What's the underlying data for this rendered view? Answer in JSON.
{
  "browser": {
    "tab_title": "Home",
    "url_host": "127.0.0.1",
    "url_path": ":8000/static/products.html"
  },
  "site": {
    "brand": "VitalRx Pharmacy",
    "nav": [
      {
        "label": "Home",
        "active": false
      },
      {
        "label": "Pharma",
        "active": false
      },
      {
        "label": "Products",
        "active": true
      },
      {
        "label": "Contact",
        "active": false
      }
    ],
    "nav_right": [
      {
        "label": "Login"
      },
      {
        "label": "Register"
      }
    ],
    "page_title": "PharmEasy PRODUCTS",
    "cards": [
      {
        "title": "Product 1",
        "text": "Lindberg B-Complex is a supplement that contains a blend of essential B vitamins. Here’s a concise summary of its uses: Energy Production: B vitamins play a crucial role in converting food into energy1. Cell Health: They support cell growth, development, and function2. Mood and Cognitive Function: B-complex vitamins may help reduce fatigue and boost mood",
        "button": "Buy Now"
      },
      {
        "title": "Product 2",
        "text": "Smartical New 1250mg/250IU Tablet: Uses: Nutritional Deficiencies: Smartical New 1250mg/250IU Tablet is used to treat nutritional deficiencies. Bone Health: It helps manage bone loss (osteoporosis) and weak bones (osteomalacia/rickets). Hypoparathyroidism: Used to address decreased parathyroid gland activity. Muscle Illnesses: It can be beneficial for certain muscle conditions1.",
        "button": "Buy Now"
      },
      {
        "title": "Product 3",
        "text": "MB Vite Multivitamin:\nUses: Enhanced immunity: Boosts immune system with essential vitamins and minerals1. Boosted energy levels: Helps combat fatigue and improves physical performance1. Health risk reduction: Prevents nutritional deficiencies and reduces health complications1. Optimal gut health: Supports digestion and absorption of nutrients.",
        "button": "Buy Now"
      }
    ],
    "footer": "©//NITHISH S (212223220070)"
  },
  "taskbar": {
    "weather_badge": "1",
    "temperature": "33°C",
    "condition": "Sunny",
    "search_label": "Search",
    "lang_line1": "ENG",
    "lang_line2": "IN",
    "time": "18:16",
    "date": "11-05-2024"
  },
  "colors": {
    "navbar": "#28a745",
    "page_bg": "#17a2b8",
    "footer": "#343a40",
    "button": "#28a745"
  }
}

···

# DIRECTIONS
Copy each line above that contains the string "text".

# ANSWER TO THIS EXERCISE
        "text": "Lindberg B-Complex is a supplement that contains a blend of essential B vitamins. Here’s a concise summary of its uses: Energy Production: B vitamins play a crucial role in converting food into energy1. Cell Health: They support cell growth, development, and function2. Mood and Cognitive Function: B-complex vitamins may help reduce fatigue and boost mood",
        "text": "Smartical New 1250mg/250IU Tablet: Uses: Nutritional Deficiencies: Smartical New 1250mg/250IU Tablet is used to treat nutritional deficiencies. Bone Health: It helps manage bone loss (osteoporosis) and weak bones (osteomalacia/rickets). Hypoparathyroidism: Used to address decreased parathyroid gland activity. Muscle Illnesses: It can be beneficial for certain muscle conditions1.",
        "text": "MB Vite Multivitamin:\nUses: Enhanced immunity: Boosts immune system with essential vitamins and minerals1. Boosted energy levels: Helps combat fatigue and improves physical performance1. Health risk reduction: Prevents nutritional deficiencies and reduces health complications1. Optimal gut health: Supports digestion and absorption of nutrients.",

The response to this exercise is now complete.